  • You can look at personal and work-related objectives in annual reviews.
  • They enable you to look at the high-impact, important projects which were a focus of the year.

The combination of daily, weekly, monthly, and annual reviews is a "practical system that helps focus your attention on what you say is important to you."[6] -- Michael Rowe

Work-Life Balance[edit | edit source]

"Taking time off from work is crucial for avoiding stress and depression, and their potential consequences."[8]

Students need to be aware of the importance of staying on top of their well-being and incorporating self-care into their lives.[8] Diversion and distraction from work /study are crucial to fighting burnout.[8] Establishing boundaries between your studies and your personal life is vital.

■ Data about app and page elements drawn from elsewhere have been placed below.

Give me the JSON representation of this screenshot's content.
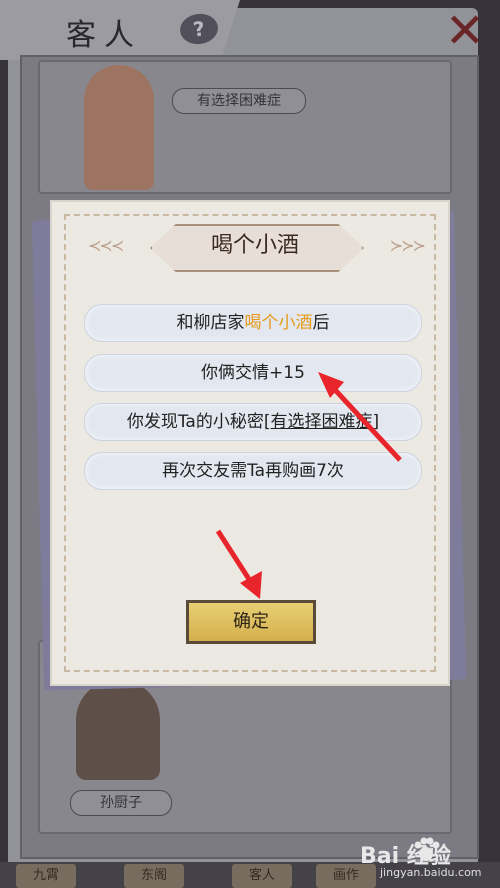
{
  "header": {
    "title": "客人",
    "help_glyph": "?",
    "close_glyph": "✕"
  },
  "background": {
    "top_tag": "有选择困难症",
    "bottom_tag": "孙厨子",
    "nav": [
      "九霄",
      "东阁",
      "客人",
      "画作"
    ]
  },
  "dialog": {
    "title": "喝个小酒",
    "line1_prefix": "和柳店家",
    "line1_highlight": "喝个小酒",
    "line1_suffix": "后",
    "line2": "你俩交情+15",
    "line3_prefix": "你发现Ta的小秘密",
    "line3_link": "[有选择困难症]",
    "line4": "再次交友需Ta再购画7次",
    "confirm": "确定"
  },
  "colors": {
    "highlight": "#e59a1a",
    "arrow": "#e8252a",
    "button": "#d9b95b"
  },
  "watermark": {
    "brand": "Bai 经验",
    "url": "jingyan.baidu.com"
  }
}
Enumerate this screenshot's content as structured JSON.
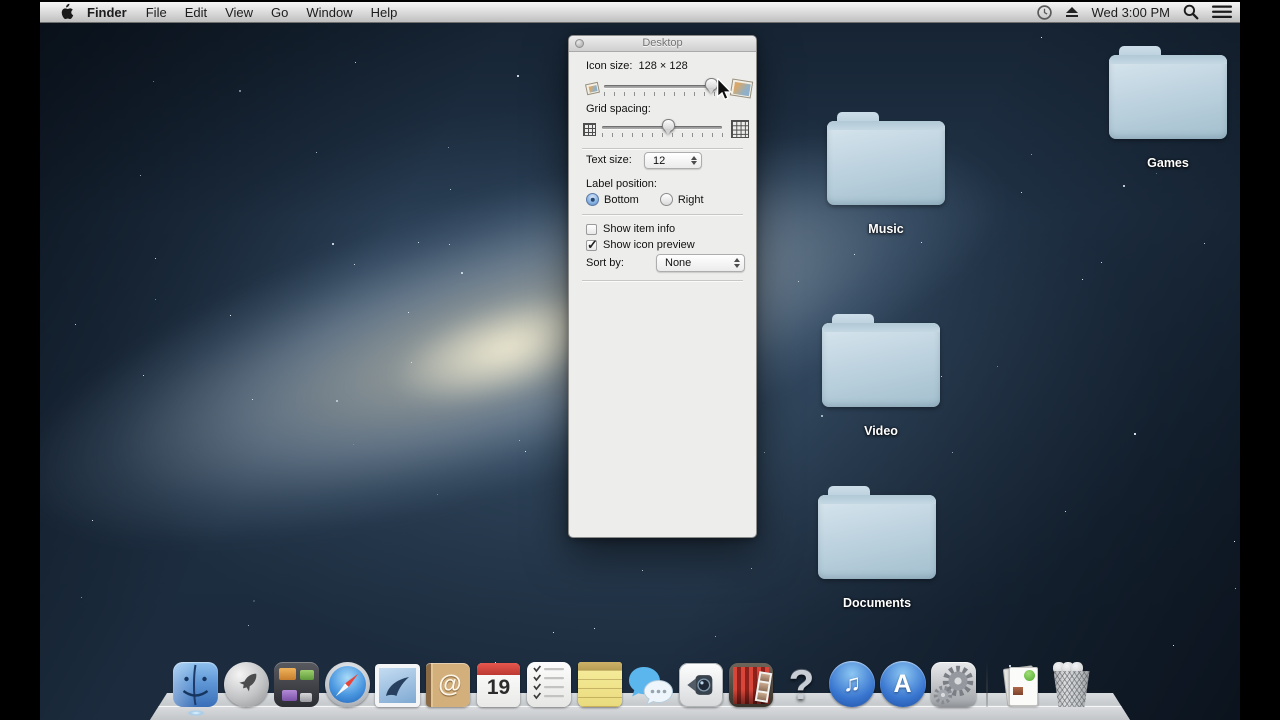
{
  "menu_bar": {
    "menus": [
      "Finder",
      "File",
      "Edit",
      "View",
      "Go",
      "Window",
      "Help"
    ],
    "clock": "Wed 3:00 PM"
  },
  "view_options": {
    "title": "Desktop",
    "icon_size_label": "Icon size:",
    "icon_size_value": "128 × 128",
    "grid_spacing_label": "Grid spacing:",
    "text_size_label": "Text size:",
    "text_size_value": "12",
    "label_position_label": "Label position:",
    "label_position_options": [
      "Bottom",
      "Right"
    ],
    "label_position_selected_index": 0,
    "checkboxes": [
      {
        "key": "show_item_info",
        "label": "Show item info",
        "checked": false
      },
      {
        "key": "show_icon_preview",
        "label": "Show icon preview",
        "checked": true
      }
    ],
    "sort_by_label": "Sort by:",
    "sort_by_value": "None"
  },
  "desktop": {
    "folders": [
      {
        "label": "Games"
      },
      {
        "label": "Music"
      },
      {
        "label": "Video"
      },
      {
        "label": "Documents"
      }
    ]
  },
  "dock": {
    "items": [
      {
        "name": "finder",
        "running": true
      },
      {
        "name": "launchpad"
      },
      {
        "name": "mission-control"
      },
      {
        "name": "safari"
      },
      {
        "name": "mail"
      },
      {
        "name": "contacts"
      },
      {
        "name": "calendar",
        "day": "19"
      },
      {
        "name": "reminders"
      },
      {
        "name": "notes"
      },
      {
        "name": "messages"
      },
      {
        "name": "facetime"
      },
      {
        "name": "photo-booth"
      },
      {
        "name": "question-mark",
        "glyph": "?"
      },
      {
        "name": "itunes"
      },
      {
        "name": "app-store"
      },
      {
        "name": "system-preferences"
      },
      {
        "name": "downloads"
      },
      {
        "name": "trash"
      }
    ]
  },
  "colors": {
    "selection_blue": "#5d8bc3",
    "folder_blue": "#b7cfdd",
    "menubar_text": "#1c1c1c"
  }
}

"For me, it's really important to avoid mixing personal time and the time you spend on your studies because each can be a significant distraction from the other."[6] -- Michael Rowe

Planning your schedule and allocating time for activities help reduce the cognitive load of competing tasks that are vying for your attention. You can focus on what is on your schedule now because you know you have time set aside for other parts of your life later (i.e. you can relax and enjoy your weekend because you know you have time allocated for studying on Monday).

The following strategies can help with the transition from work mode to personal mode and vice versa:

  • Have a routine that signals the start of a cognitively demanding period (work or study). Examples: making a cup of tea, sitting in a special chair, writing in a journal.[9]
  • Use time-blocking to create a plan for the day, including time for personal activities. When everything has an allocated time on your schedule, you are less likely to feel you have to work during personal time and vice versa.
  • Use task-batching to group personal activities into set periods. Examples: checking social media, emails or phone calls ONLY when a significant task is completed.
  • Create a wrap-up routine. Examples include a final check of emails or a task list to know that you have completed all essential activities.[9]

Summary[edit | edit source]

  • Strong time management skills are a key contributor to academic success.
  • Scheduling your time is a practical skill that you can improve.
  • Time-blocking, task-batching, day theming, and reviews are all practical strategies that help you focus on your learning objectives.

Resources[edit | edit source]

References[edit | edit source]

  1. 1.0 1.1 Er E. Importance of time management skills during the COVID-19 pandemic: An exploratory learning analytics study in an introductory programming course. Journal of Computer Education 2022;1(1): 1-16
  2. 2.0 2.1 Alyami A, Abdulwahed A, Azhar A, Binsaddik A, Bafaraj S. Impact of Time-Management on the Student’s Academic Performance: A Cross-Sectional Study. Creative Education 2021;12: 471-485
  3. Romero-Blanco C, Rodríguez-Almagro J, Onieva-Zafra MD, Parra-Fernández ML, Prado-Laguna MDC, Hernández-Martínez A. Sleep Pattern Changes in Nursing Students during the COVID-19 Lockdown. Int J Environ Res Public Health. 2020 Jul 20;17(14):5222.
  4. 4.0 4.1 Adams RV, Blair E. Impact of Time Management Behaviors on Undergraduate Engineering Students’ Performance. SAGE Open 2019; 9(1).
  5. Rashid A, Sharif I, Khan S, Malik F. Relationship between Time Management Behavior and Academic Performance of University Students. Journal of Business and Social Review in Emerging Economies 2020;6(4):1497-1504.
  6. 6.0 6.1 6.2 Rowe M. How to Manage Your Time for Learning Course. Plus, 2023.
  7. 7.0 7.1 7.2 Barker E. How To Stop Being Lazy And Get More Done—5 Expert Tips. Barking Up The Wrong Tree. Available from [last access 16.10.2023]
  8. 8.0 8.1 8.2 Powell K. Work–life balance: Break or burn out. Nature 2017; 545: 375–377.
  9. 9.0 9.1 Saunders EG. How to Transition Between Work Time and Personal Time. Harvard Business Review. Available from [last access 17.10.2023]